President Muffley takes charge, is diplomatic, wastes no time on press conferences, speaks plainly and passionately wants to avoid war. But apart from that, it is a very realistic portrayal.
President: Dave Kovic/Bill Mitchell of the United States
Actor: Kevin Kline
When they talk about the film-making being a creative industry, they were probably were not thinking of this particular film. From the stupendously unimaginative title to the hackneyed plot device of having a character replaced by their double, the most challenging thing about this movie is watching it to the end. Why the normally so-selective Kevin Kline agreed to appear in this film is beyond me. In the story, Kline plays Bill Mitchell, the philandering President and Dave Kovic, the decent nobody who looks just like the President and ends up taking his place. Of course, the decent nobody is a caring sensible sort who does a great job as President. In other words he is exactly the sort of fantasy President that people wish for – without asking why they would never vote for someone like that in the first place…
President: James Marshall of the United States
Actor: Harrison Ford
Movie: Air Force One
The President’s security goons are caught sleeping on the job, allowing terrorists to take over Air Force One and put the President’s family in jeopardy. Following the maxim that ‘if you want a job doing properly, do it yourself’ the President is forced to kick the butt of the terrorists himself. The worrying thing is that some people probably do expect their world’s most powerful man to solve problems with his bare fists.
Presidential Candidate: Governor Jack Stanton
Actor: John Travolta
Movie: Primary Colors
It is a cheat to include John Travolta’s approximation of Bill Clinton in this list, not least because the film follows him on road to the White House, not his time in it. But the depiction of a man who would be President is so compelling, it is hard not to carried along by it. Clinton is a man of considerable charisma, and so is Travolta. With Charisma like that, he gets my vote.
President: David Levinson of the United States
Actor: Bill Pullman
Movie: Independence Day
So the aliens invade the whole earth, but apparently it is up to the yanks to do all the heavy lifting when it comes to fighting them off. The Americans do not need to coordinate with any other nation, and they get their asses royally kicked, as you might expect when fighting a race that has mastered interstellar travel and has put some thought into how they kill every living human living. Then, in rather a twist, the American government discovers that hacking can be a good thing. Some nerd finds that the aliens have not updated their admin passwords. Down comes the alien forcefields and up goes the President, a former pilot, in his jet fighter. The aliens lose and apparently the rest of the world gives them a blooded nose too, but the fighting by the rest of the world is off camera. It makes you wonder why anyone would put the United Nations in New York. Was it just to the only way to persuade the Americans to participate?
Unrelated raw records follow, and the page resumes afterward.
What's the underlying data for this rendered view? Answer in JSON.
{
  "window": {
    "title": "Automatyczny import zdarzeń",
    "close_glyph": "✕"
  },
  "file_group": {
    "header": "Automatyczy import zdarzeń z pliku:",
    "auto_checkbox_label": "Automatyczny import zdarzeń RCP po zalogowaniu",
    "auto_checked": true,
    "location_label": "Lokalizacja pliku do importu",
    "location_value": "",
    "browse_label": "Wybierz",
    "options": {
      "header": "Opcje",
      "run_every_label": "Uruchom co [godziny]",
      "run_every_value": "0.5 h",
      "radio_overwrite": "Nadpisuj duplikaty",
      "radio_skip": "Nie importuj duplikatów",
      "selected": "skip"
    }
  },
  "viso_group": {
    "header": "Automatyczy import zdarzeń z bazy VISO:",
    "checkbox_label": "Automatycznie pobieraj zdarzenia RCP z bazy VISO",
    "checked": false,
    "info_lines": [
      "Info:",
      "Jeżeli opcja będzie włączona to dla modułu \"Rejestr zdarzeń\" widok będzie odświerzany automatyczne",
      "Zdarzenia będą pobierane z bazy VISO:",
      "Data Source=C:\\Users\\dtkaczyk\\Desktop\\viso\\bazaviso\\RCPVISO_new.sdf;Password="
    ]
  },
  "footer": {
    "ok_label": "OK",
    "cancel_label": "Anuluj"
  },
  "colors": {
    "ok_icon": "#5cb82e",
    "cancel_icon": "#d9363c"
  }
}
President: Andrew Shepherd of the United States
Actor: Michael Douglas
Movie: The American President
Did I say that “Dave” lacked imagination? In “The American President” it turns out the American President is a decent guy who has to deal with complicated political stuff and finds it hard to find time for dating between being a President and a single dad. There are only two original concepts in this film: (1) that American Presidents find it hard to meet women, and (2) that former sex addict Michael Douglas finds it hard to meet women. Both are extremely unlikely.
President: Thomas Wilson of the United States
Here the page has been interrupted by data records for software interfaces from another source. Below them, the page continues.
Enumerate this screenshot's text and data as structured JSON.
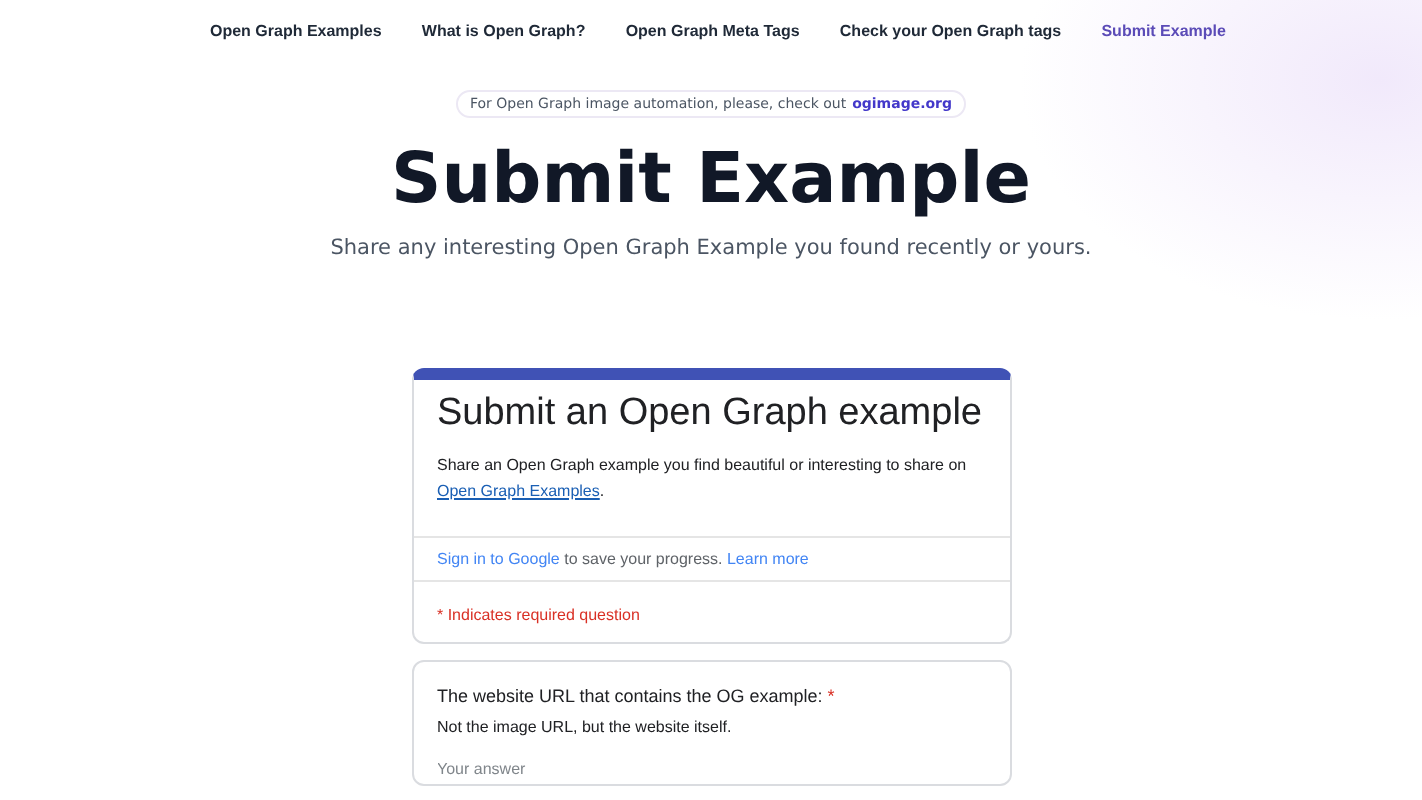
{
  "nav": [
    {
      "label": "Open Graph Examples",
      "selected": false
    },
    {
      "label": "What is Open Graph?",
      "selected": false
    },
    {
      "label": "Open Graph Meta Tags",
      "selected": false
    },
    {
      "label": "Check your Open Graph tags",
      "selected": false
    },
    {
      "label": "Submit Example",
      "selected": true
    }
  ],
  "banner": {
    "text": "For Open Graph image automation, please, check out",
    "link": "ogimage.org"
  },
  "title": "Submit Example",
  "subtitle": "Share any interesting Open Graph Example you found recently or yours.",
  "form": {
    "title": "Submit an Open Graph example",
    "description": "Share an Open Graph example you find beautiful or interesting to share on",
    "description_link": "Open Graph Examples",
    "description_end": ".",
    "signin": {
      "link": "Sign in to Google",
      "text": "to save your progress.",
      "learn_more": "Learn more"
    },
    "required_note": "* Indicates required question",
    "questions": [
      {
        "label": "The website URL that contains the OG example:",
        "required": true,
        "required_mark": "*",
        "hint": "Not the image URL, but the website itself.",
        "placeholder": "Your answer"
      }
    ]
  }
}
Actor: Danny Glover
When Obama was on the campaign trail, there was a joke that they would never let a black man be President unless the country was in real trouble. Judging by Hollywood, they will not let a black man be President unless the world is about to end. Morgan Freeman set the mould for forlorn Black President watching as the world is destroyed, in the 90’s disaster movie Deep Impact. Danny Glover is equally forlorn in this latest formula excuse for lots of CGI and frantically screaming extras. Glover gives a decent performance as a man who cannot do much about the end of the world, and he does what any decent black President should do and makes no effort to save himself from disaster. This movie would have been significantly helped if, instead of just giving up, Glover had called up old pal Mel Gibson and the two of them had tried to save the day with some high-octane, high-kicking and high-explosive action, all the while complaining that they are “too old for this shit”. It probably would not have saved the world, but it would have been an entertaining way to try. At least they would have gone down fighting. “Riggs!”
President: Laura Roslyn of the Twelve Colonies
Actor: Mary McDonnell
TV Show: Battlestar Galactica
In the ground-breaking reworking of Battlestar Galactica, the President of the twelve human colonies was a woman. Clearly a double-X chromosomed President is only imaginable in a world set millions of light years from our own. Apart from the fact that she is a woman, the President of the Twelve Colonies is obviously based on the US Presidency. This can only leave you bewildered at the mixed emotions Americans must have about their leaders. She never wins an election, but tries to steal one. She behaves like a bashful schoolgirl when someone flirts with her, mere minutes after ordering the execution of someone in cold blood without a trial. She takes the mantle of religious messiah and is intolerant of those with differing beliefs. Unlike the others on this list, the viewer is given no clues about whether they are expected to despise or sympathize with this President. In Independence Day, McDonnell played the First Lady to Bill Pullman’s President. She consistently did nothing whilst the President consistently took the fight to the aliens. A decade later, McDonnell’s twisted President flip flops on every issue, and at times is caught loving her enemies, screwing her colleagues, and hating her neighbours. Compared to this, I would take Harrison Ford’s terrorist thumper or Bill Pullman’s alien dogfighter every day of the week. They may not be smart, but at least you know whose side they are on.
President: Josiah ‘Jed’ Barlet of the United States
Actor: Martin Sheen
TV Show: The West Wing
When the Democrats could not get a President into the White House, they could still get one on to television. Martin Sheen as the President is the supposed to be the right man in the right place at the right time. Yup, the program showed politics is complicated and full of compromise and it tried to track the substantive issues of the time. The real question though was how anyone found Martin Sheen’s depiction of an erudite and faithful President to be plausible, after Clinton’s personal failings and George W’s mangluage (mangling of language). Perhaps, for all its realism, The West Wing was the ultimate in Presidential escapism?